Top of INFORMATION SUPPLIED
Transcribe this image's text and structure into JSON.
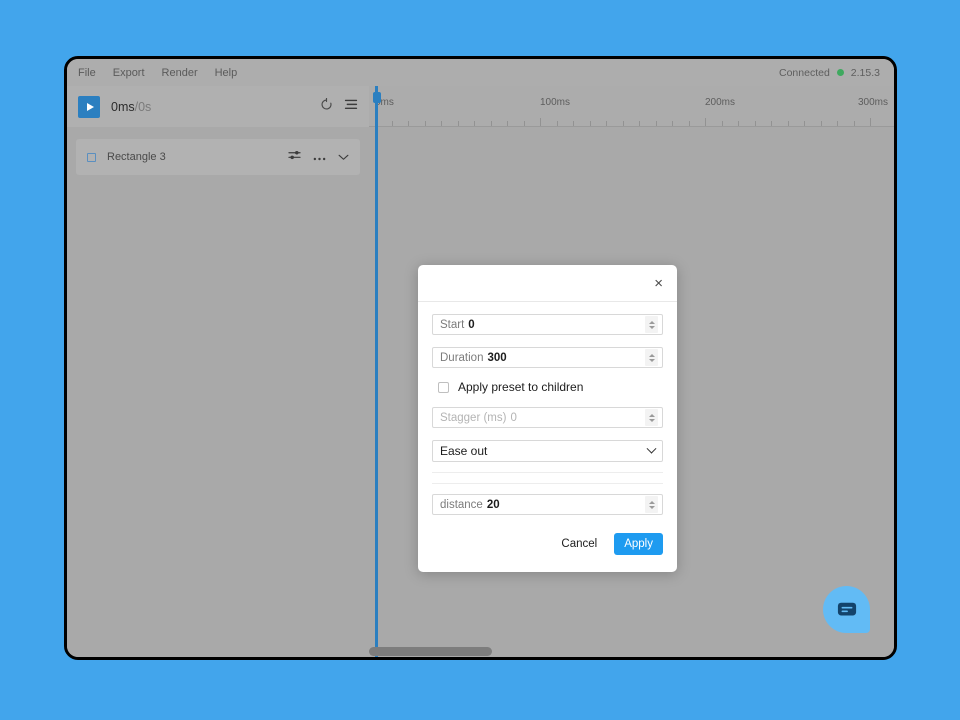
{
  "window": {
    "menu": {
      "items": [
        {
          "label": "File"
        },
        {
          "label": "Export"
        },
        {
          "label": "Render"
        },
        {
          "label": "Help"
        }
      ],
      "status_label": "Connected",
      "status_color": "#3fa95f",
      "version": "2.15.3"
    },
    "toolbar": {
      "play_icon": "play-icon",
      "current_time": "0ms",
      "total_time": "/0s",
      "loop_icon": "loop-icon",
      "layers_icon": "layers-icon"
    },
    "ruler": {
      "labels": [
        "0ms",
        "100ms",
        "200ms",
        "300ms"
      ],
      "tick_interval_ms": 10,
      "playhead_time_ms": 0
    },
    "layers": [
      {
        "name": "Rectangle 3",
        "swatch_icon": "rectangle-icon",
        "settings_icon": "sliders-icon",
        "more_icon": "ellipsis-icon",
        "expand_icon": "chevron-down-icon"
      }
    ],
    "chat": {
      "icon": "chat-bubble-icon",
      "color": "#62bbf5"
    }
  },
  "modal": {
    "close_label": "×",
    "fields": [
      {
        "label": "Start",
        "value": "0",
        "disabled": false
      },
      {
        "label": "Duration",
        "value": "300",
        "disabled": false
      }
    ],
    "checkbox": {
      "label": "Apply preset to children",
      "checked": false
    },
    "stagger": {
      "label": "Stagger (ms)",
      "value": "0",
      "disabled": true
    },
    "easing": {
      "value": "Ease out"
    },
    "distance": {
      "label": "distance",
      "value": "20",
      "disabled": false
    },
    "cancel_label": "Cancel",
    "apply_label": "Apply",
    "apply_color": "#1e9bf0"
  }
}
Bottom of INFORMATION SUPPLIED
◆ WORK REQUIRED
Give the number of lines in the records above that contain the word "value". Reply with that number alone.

◆ PROBLEM SOLUTION
5